How Ranked Choice Voting Worked in Bloomington

Ranked_Choice_Voting.jpgBloomington voters had their first experience with Ranked Choice Voting this year. Three City Council seats were decided using RCV.

The vote totals reported on the Secretary of State’s website after the polls closed was not the same as reported by Bloomington for its 1st round results. On close races, Bloomington reviewed ballots that were considered “inactive” and not counted by the electronic balloting machines. If a visual inspection could determine the intent of the voter, that vote was added to the totals. As an example, if a voter was confused by RCV and did not mark a first choice, but instead marked a second choice, it was treated as the voter’s first choice.

In this election, the review of the inactive votes affected the 1st round voting totals by at most 0,2%, generally less than 0.1%. However, that was enough to knock the front-runner in the 4th District from 50.02% down to 49.9%.

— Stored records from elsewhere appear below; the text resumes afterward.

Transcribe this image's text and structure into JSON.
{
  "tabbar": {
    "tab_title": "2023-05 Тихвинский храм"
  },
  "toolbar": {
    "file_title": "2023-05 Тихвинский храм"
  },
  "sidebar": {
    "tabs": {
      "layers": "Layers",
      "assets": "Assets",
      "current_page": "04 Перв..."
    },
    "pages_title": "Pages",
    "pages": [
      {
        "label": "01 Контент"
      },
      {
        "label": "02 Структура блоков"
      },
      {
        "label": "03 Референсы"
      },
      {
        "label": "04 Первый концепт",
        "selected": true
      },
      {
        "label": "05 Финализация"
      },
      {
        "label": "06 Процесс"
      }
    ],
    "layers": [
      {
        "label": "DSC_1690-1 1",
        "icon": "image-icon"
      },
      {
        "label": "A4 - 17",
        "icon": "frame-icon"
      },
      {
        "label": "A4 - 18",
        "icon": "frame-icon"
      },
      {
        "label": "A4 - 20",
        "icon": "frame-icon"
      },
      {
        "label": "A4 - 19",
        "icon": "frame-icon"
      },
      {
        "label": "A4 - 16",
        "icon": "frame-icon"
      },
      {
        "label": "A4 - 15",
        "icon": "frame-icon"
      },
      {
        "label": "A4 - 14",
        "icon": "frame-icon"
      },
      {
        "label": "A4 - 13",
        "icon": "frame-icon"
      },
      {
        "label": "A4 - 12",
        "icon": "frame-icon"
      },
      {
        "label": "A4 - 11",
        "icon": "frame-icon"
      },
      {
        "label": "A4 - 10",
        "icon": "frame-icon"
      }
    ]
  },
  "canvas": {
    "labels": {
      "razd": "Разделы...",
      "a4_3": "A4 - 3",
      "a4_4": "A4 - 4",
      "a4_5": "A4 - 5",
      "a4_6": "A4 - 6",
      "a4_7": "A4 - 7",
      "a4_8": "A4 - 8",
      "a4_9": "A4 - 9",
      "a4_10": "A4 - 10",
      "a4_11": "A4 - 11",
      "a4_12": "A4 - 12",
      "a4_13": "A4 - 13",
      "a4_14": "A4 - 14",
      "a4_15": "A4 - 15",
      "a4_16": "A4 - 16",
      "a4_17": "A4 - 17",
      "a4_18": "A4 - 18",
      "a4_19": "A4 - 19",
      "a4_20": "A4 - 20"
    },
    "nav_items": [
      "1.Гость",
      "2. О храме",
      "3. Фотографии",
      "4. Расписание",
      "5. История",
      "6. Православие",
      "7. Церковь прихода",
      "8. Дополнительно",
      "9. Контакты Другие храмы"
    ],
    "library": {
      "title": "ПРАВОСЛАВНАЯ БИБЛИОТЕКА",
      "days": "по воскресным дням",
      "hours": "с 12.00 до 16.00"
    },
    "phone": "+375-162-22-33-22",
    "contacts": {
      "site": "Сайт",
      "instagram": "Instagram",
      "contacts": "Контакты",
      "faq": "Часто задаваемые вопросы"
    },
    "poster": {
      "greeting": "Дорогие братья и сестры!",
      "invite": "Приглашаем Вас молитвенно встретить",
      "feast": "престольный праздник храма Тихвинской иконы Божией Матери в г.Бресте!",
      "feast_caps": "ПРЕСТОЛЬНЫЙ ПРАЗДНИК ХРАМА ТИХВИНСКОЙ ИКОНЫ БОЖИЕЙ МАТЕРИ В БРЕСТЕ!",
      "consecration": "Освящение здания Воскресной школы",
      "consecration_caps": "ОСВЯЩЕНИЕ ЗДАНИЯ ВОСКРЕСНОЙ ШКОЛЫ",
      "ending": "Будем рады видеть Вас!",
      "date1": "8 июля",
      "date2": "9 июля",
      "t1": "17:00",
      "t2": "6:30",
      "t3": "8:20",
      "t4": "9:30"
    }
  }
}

When none of the candidates in a race tallied at least one vote more than 50% of the “active” votes, the ballots of candidates that got the least votes were reviewed for the second choices. Any ballots that had a write-in for a first choice were also reviewed. In each race that went to the 2nd round, the runners-up were identified as the second choice almost two-to-one over the eventual winner, but those votes were not enough overcome the winner’s lead.

The number of ballots that were considered “inactive” at the end of the first round significantly increased at the end of the second round. This resulted when a voter chose not to mark a second choice. The percentage of Bloomington voters whose ballots did not register after two rounds for either the winner or the runner-up ran from 7,7% to 9,3%.

Depending on whether it was a District race or an At-Large race, the number of “inactive” ballots ranged from over 200 to almost 1,200. These are the numbers of votes that would have counted if the ballots had reflected just two candidates per race as has been the practice up to this year.

RCV proponents argue that by encouraging more candidates to run, more voters are encouraged to turn out. So far, that does not seem to hold true. In 2019, in the last city-wide municipal races including the mayor and an At Large council member, over 17,300 votes were cast. This year, 15,500 individuals voted for the At Large candidates.

Incumbency still conveys an advantage. While the two incumbents did not win a majority on the first round, they each garnered at least 47% of the vote.

RCV did not change the financial and get-out-the-vote dynamics of the campaigns. Generally speaking, the candidates that did not raise much money and/or did not actively campaign did not receive many votes in the first round; the fewer the votes tallied in the first round, the smaller the influence on the results of the second round Despite four candidates, the 3rd District race was won in the first round.

RCV was supported as a means of encouraging more candidates to run for office. That certainly has been the case in Minneapolis, where more than two dozen individuals have stepped forward for mayor and some city council seats. The number of candidates for each seat in Bloomington was three to four.

RCV was supposed to encourage more diversity of candidates. It appeared to attract a broader cross-section of candidates. Of the eleven individuals on the ballot, four were women (or at least specified a pronoun that so indicated) and two were of Hispanic heritage. No one ran from Bloomington’s Black community or any of its other communities.

From a political perspective, the liberals and the conservatives in Bloomington appeared to approach these “non-partisan” council races differently. The two incumbents were not challenged by other liberal candidates. In the open 3rd District seat, only one liberal candidate ran. Each race featured two-to-three more conservative candidates. The multiple-candidate approach might still be viable, but all of the candidates must work to bring out more voters, especially in different communities that do not greatly overlap.